EXERCISE DESCRIPTION: Find and copy every line in the records that includes the string "placeholder".

GIVEN ENTRIES:
========================================

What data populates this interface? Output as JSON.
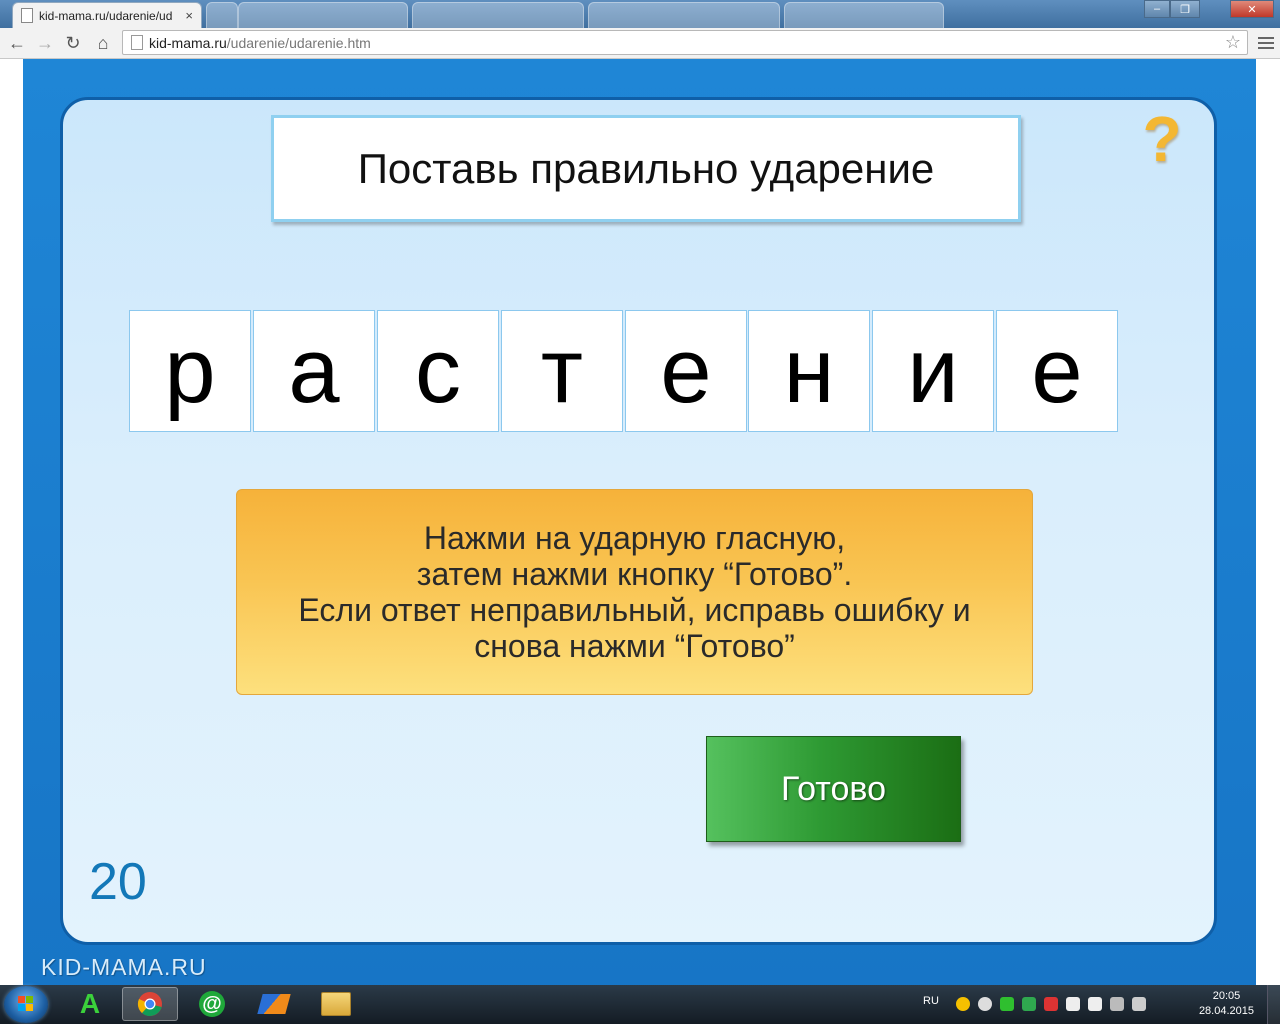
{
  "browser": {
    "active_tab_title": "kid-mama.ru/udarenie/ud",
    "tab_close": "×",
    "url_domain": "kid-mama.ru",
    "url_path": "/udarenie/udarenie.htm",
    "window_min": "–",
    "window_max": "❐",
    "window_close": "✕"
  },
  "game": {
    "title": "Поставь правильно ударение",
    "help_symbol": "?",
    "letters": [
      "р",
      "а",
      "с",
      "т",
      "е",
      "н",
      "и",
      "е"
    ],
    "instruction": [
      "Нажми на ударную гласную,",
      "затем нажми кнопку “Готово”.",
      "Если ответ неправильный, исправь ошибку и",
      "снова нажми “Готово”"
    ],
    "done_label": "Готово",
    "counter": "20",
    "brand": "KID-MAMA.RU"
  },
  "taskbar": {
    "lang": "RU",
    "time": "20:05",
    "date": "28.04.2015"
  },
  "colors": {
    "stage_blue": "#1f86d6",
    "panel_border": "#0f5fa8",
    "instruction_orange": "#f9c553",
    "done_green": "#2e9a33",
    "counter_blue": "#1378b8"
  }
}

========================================

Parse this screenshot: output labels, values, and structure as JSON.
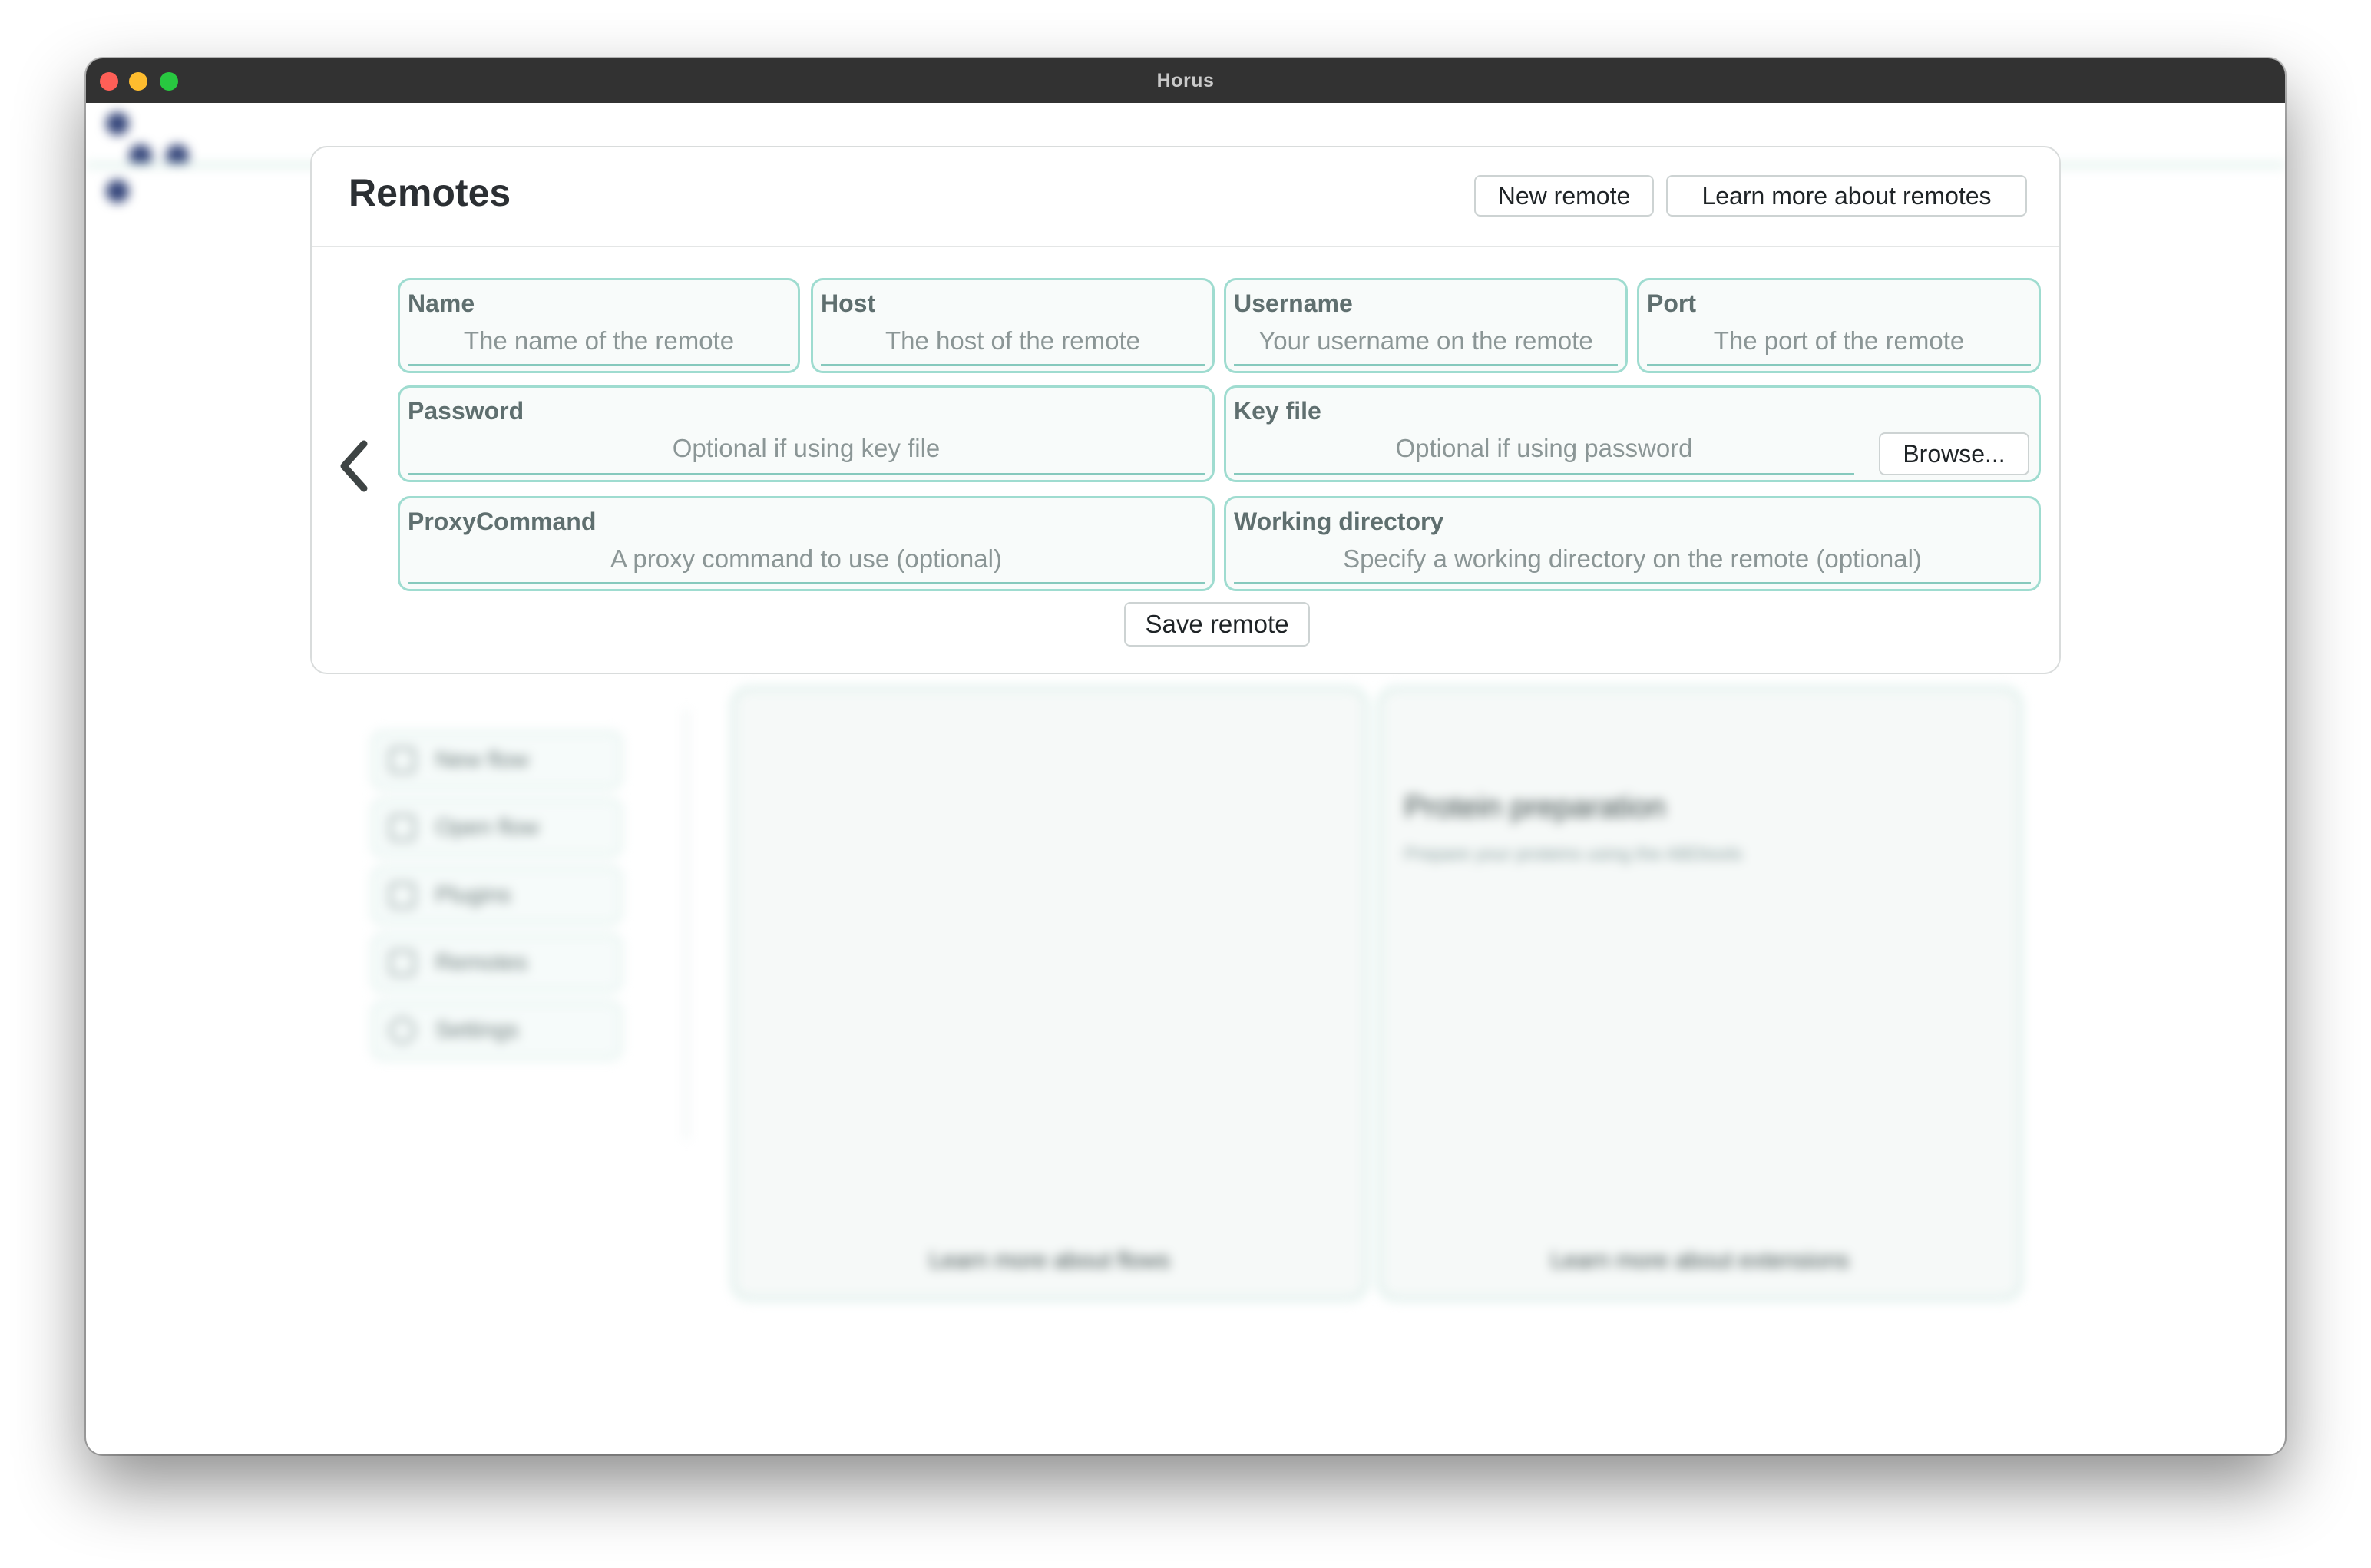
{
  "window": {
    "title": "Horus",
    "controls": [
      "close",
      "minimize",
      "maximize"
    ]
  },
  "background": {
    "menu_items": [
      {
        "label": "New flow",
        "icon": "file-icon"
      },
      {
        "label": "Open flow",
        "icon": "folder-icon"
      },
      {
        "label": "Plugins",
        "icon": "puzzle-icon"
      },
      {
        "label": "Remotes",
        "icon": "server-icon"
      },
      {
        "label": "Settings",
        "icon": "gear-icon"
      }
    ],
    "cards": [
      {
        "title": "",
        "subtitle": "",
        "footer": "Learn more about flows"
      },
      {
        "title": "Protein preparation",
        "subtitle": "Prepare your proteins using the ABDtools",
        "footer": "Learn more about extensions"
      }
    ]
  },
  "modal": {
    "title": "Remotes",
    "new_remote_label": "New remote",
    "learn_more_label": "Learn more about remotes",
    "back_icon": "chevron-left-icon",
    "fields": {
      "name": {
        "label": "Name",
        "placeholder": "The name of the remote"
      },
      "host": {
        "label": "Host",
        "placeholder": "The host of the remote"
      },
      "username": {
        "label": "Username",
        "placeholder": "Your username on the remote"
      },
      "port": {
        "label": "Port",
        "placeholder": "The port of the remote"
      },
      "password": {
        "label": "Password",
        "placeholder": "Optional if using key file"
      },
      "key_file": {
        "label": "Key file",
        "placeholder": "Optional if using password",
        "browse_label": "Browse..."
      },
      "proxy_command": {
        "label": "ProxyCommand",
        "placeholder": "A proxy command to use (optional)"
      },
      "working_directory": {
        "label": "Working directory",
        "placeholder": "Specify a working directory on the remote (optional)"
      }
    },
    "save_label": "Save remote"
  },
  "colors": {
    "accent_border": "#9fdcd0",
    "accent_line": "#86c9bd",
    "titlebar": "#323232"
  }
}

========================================

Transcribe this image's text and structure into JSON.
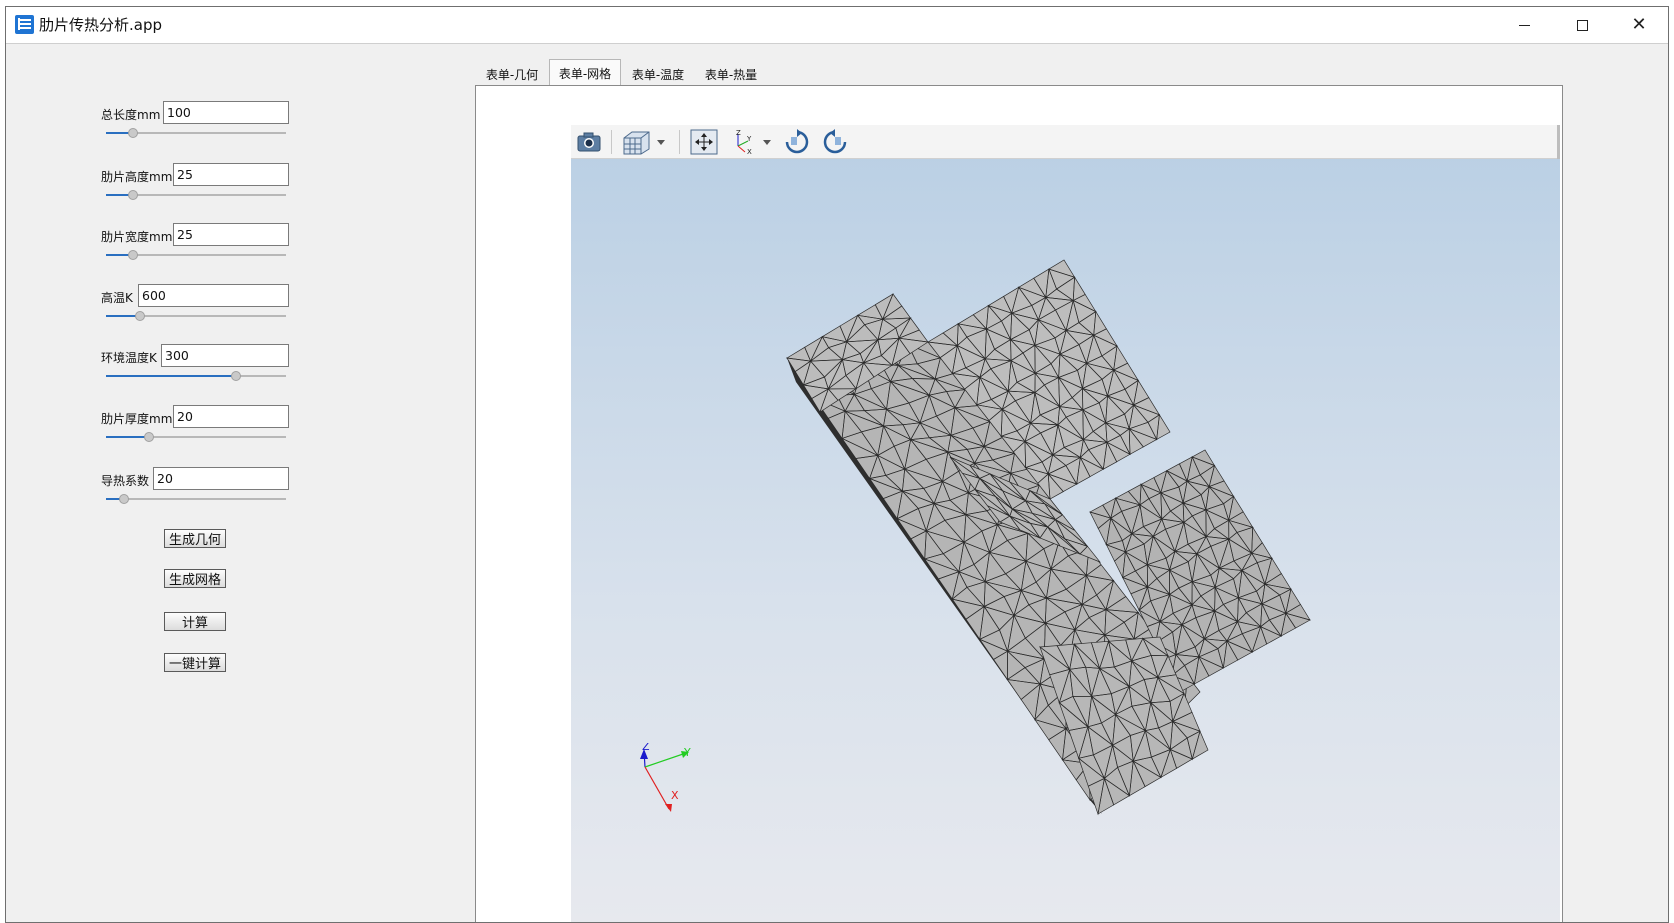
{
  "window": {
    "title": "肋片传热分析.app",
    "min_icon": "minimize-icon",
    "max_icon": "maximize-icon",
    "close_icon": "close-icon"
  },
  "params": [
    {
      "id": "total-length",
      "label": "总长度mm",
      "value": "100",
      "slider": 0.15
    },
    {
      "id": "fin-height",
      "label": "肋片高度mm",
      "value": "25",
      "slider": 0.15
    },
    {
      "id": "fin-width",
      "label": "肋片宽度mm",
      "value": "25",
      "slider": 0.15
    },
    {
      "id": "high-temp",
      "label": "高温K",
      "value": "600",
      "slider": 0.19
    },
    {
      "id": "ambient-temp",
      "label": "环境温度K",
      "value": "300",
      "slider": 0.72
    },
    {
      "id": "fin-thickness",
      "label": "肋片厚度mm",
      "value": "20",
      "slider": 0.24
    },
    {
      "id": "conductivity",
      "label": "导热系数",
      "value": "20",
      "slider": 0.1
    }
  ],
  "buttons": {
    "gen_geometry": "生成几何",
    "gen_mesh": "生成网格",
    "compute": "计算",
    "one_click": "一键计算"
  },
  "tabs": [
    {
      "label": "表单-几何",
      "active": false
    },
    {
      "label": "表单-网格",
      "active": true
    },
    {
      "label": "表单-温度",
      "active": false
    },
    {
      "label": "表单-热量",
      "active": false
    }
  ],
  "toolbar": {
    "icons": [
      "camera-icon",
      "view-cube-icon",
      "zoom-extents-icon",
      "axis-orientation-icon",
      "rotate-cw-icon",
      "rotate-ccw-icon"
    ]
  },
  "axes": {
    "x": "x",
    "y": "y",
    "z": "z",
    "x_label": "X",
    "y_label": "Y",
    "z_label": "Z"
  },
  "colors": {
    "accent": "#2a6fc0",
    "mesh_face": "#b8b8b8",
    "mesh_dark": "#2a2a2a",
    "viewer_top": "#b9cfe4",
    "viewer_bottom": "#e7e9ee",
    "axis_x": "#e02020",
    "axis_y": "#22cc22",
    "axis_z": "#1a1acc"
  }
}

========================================

ANSWER FOR THIS EXERCISE:
        "placeholder": "The name of the remote"
        "placeholder": "The host of the remote"
        "placeholder": "Your username on the remote"
        "placeholder": "The port of the remote"
        "placeholder": "Optional if using key file"
        "placeholder": "Optional if using password",
        "placeholder": "A proxy command to use (optional)"
        "placeholder": "Specify a working directory on the remote (optional)"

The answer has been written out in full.